With Canada 150 upon us, I’ve been ransacking 50 Canadians Who Changed the World. Yesterday I turned up half a dozen Canadians, among them Margaret Atwood and Joni Mitchell, who spirited the Sixties into the 21st Century. Today I discover that five Canadians created the Digital Revolution.
Marshall McLuhan: Recognized internationally as the Prophet of the Electronic Age, McLuhan was an obscure English professor when, in the 1960s, he published two visionary books: The Gutenberg Galaxy and Understanding Media. He anticipated a “global village” of instantaneous communications. Look around: we all live in a World Wide Web.
James Cameron: After creating the blockbuster movie Titanic (1997), Cameron began developing the digital 3D Fusion Camera System he would use in Avatar (2009). That movie, which relies heavily on computer generated animation, revolutionized the film industry when we weren’t looking. It replaced traditional 35 mm celluloid with digital 3D technology. Movies are different now.
Mike Lazaridis: In 1999, after creating a series of increasingly sophisticated mobile devices, this electrical engineer invented the Blackberry, the world’s first widely used smartphone. Today, more than 1.2 billion people use smartphones to access the World Wide Web, and many rarely use any other device to go online. Misplace your smartphone and you feel sick inside.

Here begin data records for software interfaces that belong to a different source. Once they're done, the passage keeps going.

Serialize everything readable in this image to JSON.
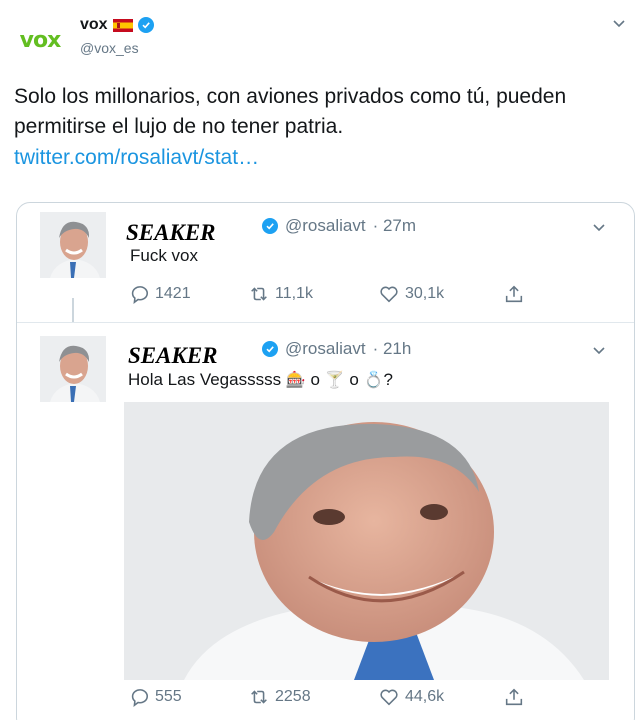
{
  "tweet": {
    "logo_text": "vox",
    "display_name": "vox",
    "handle": "@vox_es",
    "text": "Solo los millonarios, con aviones privados como tú, pueden permitirse el lujo de no tener patria.",
    "link": "twitter.com/rosaliavt/stat…"
  },
  "thread": [
    {
      "name": "SEAKER",
      "handle": "@rosaliavt",
      "time": "· 27m",
      "text": "Fuck vox",
      "replies": "1421",
      "retweets": "11,1k",
      "likes": "30,1k"
    },
    {
      "name": "SEAKER",
      "handle": "@rosaliavt",
      "time": "· 21h",
      "text_prefix": "Hola Las Vegasssss",
      "emoji_1": "🎰",
      "word_o1": "o",
      "emoji_2": "🍸",
      "word_o2": "o",
      "emoji_3": "💍",
      "text_suffix": "?",
      "replies": "555",
      "retweets": "2258",
      "likes": "44,6k"
    }
  ],
  "colors": {
    "brand_green": "#63be21",
    "verified_blue": "#1da1f2",
    "link_blue": "#1b95e0",
    "muted": "#657786"
  }
}
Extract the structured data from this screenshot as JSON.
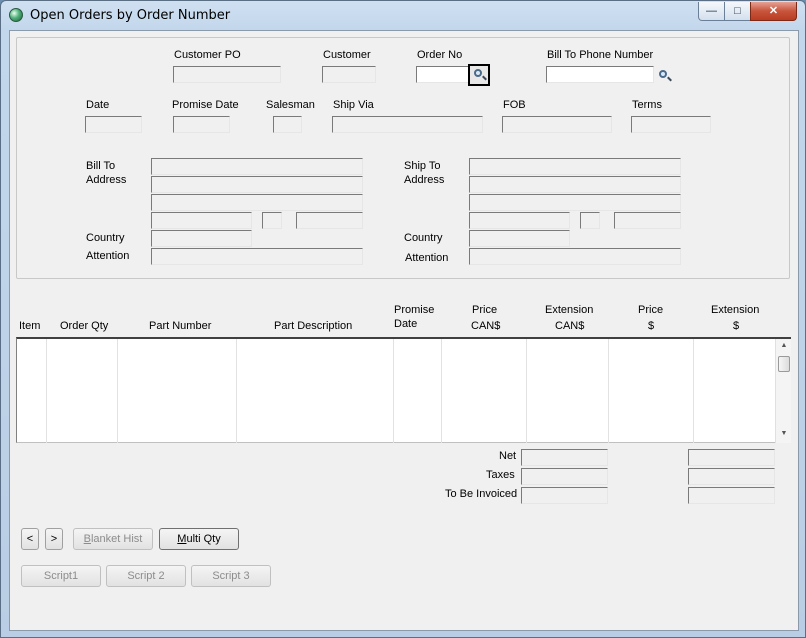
{
  "window": {
    "title": "Open Orders by Order Number",
    "controls": {
      "minimize": "—",
      "maximize": "□",
      "close": "✕"
    }
  },
  "header": {
    "customer_po": "Customer PO",
    "customer": "Customer",
    "order_no": "Order No",
    "bill_to_phone": "Bill To Phone Number",
    "date": "Date",
    "promise_date": "Promise Date",
    "salesman": "Salesman",
    "ship_via": "Ship Via",
    "fob": "FOB",
    "terms": "Terms"
  },
  "address": {
    "bill_to_line1": "Bill To",
    "bill_to_line2": "Address",
    "ship_to_line1": "Ship To",
    "ship_to_line2": "Address",
    "country": "Country",
    "attention": "Attention"
  },
  "grid": {
    "columns": {
      "item": "Item",
      "order_qty": "Order Qty",
      "part_number": "Part Number",
      "part_description": "Part Description",
      "promise_top": "Promise",
      "promise_bottom": "Date",
      "price_cad_top": "Price",
      "price_cad_bottom": "CAN$",
      "ext_cad_top": "Extension",
      "ext_cad_bottom": "CAN$",
      "price_usd_top": "Price",
      "price_usd_bottom": "$",
      "ext_usd_top": "Extension",
      "ext_usd_bottom": "$"
    },
    "scroll_up": "▲",
    "scroll_down": "▼"
  },
  "totals": {
    "net": "Net",
    "taxes": "Taxes",
    "to_be_invoiced": "To Be Invoiced"
  },
  "buttons": {
    "prev": "<",
    "next": ">",
    "blanket_hist_u": "B",
    "blanket_hist_rest": "lanket Hist",
    "multi_qty_u": "M",
    "multi_qty_rest": "ulti Qty",
    "script1": "Script1",
    "script2": "Script 2",
    "script3": "Script 3"
  },
  "icons": {
    "app": "app-globe-icon",
    "lookup": "magnifier-icon"
  }
}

Douglas Cardinal: Best-known for creating the Canadian Museum of Civilization (aka the Canadian Museum of History), Cardinal pioneered the use of digital technology in architectural design. Drawing on his indigenous heritage, he created curvilinear buildings that drove him to develop Computer-Aided Design and Drafting (CADD). Can you imagine these fancy new skyscrapers without it?
Don Tapscott: The author of Wikinomics and Macrowikinomics, the visionary Tapscott explorers and champions the collaborative innovations made possible by the Internet. He argues that the Millennials, born between 1977 and 1997, are “digital natives” who are changing the way the world does business.
You can find out more in 50 Canadians Who Changed the World, available online by clicking here (Chapters-Indigo). Oh, and if you worry that the book might be short of women or visible minorities, check back tomorrow.